DeGeneres wasn’t the first TV character to be depicted as gay, but she was the first to come out on live TV. Her character wasn’t invisible or negatively portrayed as those in the past. She helped usher in a new, more open era of LGBQT characters on television.

It was a turbulent time to come out. These days we live in a much different era of transparency, but it was Ellen who gave that movement considerable momentum.

3. A Sense of Humor We Can All Learn From

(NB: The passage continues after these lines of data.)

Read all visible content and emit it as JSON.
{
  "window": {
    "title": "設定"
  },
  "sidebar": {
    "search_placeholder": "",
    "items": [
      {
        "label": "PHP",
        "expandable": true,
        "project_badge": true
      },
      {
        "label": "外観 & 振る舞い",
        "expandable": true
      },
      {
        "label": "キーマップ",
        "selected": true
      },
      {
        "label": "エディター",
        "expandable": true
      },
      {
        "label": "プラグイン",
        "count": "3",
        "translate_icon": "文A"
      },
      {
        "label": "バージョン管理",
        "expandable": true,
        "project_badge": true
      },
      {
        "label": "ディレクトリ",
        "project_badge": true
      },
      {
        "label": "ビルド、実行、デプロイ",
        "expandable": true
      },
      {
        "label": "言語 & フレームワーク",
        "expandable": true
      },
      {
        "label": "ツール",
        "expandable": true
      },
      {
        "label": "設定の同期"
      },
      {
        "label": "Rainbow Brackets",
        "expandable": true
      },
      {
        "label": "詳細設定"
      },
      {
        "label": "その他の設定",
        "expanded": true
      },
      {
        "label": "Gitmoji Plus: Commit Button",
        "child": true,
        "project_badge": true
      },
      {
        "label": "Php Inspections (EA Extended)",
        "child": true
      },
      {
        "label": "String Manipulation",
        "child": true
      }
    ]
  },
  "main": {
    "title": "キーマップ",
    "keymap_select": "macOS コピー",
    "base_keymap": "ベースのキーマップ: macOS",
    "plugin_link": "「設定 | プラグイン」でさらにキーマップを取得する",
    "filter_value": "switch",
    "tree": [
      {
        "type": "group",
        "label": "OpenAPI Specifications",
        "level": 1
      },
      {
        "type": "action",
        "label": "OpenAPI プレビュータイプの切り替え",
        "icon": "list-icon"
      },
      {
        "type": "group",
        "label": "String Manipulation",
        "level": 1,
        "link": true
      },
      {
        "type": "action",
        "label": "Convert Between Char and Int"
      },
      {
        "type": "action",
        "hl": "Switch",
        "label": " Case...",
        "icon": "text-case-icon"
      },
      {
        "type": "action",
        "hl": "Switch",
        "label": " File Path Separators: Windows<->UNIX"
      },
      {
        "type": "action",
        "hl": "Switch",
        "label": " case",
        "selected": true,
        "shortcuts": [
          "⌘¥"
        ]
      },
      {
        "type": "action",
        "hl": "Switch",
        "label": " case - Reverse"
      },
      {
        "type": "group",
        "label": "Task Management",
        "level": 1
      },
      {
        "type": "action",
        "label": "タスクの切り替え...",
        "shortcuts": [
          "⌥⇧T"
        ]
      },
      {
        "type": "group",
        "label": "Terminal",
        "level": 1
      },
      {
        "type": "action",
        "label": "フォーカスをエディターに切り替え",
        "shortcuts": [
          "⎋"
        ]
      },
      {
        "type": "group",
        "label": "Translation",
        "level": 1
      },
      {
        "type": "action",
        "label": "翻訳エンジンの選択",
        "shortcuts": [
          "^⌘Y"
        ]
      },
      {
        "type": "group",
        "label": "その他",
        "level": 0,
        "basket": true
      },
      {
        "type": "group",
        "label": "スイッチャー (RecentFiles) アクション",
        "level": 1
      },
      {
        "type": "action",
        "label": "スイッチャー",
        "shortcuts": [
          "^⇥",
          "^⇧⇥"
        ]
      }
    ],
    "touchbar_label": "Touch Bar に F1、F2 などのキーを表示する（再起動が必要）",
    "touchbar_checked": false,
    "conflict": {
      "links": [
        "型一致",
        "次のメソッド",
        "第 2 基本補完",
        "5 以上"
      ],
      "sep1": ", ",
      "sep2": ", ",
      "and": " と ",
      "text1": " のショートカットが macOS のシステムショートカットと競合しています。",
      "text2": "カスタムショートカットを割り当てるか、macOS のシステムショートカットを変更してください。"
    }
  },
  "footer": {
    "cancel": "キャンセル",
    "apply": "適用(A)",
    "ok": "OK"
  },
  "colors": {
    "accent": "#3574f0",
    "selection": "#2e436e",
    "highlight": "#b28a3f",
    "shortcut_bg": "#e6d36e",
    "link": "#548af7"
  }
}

With all that she’s faced and accomplished, it’s easy to forget that Ellen is hilarious, and in a sweet, endearing type of way that’s atypical for famous comedians. When she tore a ligament in her back in 2007, instead of putting her on hold, a decision that would have been completely understandable, she decided to host it from her bed, with guests sitting in the bed next to her.

She opened a televised version of the Emmys following the 9/11 attacks with this apt joke:

“We’re told to go on living our lives as usual, because to do otherwise is to let the terrorists win, and really, what would upset the Taliban more than a gay woman wearing a suit in front of a room full of Jews?”


Some other quotes that perfectly illustrate her witty humor:

“My grandmother started walking five miles a day when she was sixty. She’s ninety-seven now, and we don’t know where the hell she is.”

“I’m a godmother, that’s a great thing to be, a godmother. She calls me god for short, that’s cute, I taught her that.”

“One time I actually cleaned out my closet so good I ended up on the cover of Time Magazine.”


A true reflection of her character:

“Contribute to the world. Help people. Help one person. Help someone cross the street today. Help someone with directions unless you have a terrible sense of direction. Help someone who is trying to help you. Just help. Make an impact. Show someone you care. Say yes instead of no. Say something nice. Smile. Make eye contact. Hug. Kiss. Get naked.”



On forging your own path:

“Never follow anyone else’s path, unless you’re in the woods and you’re lost and you see a path. Then by all means follow that path.”


And finally, one final observation on the irony of real life:

“Normal is getting dressed in clothes that you buy for work and driving through traffic in a car that you are still paying for – in order to get to the job you need to pay for the clothes and the car, and the house you leave vacant all day so you can afford to live in it.

Read about other inspiring men, women, places, and moments in time, all part of VK Nagrani’s Badass series.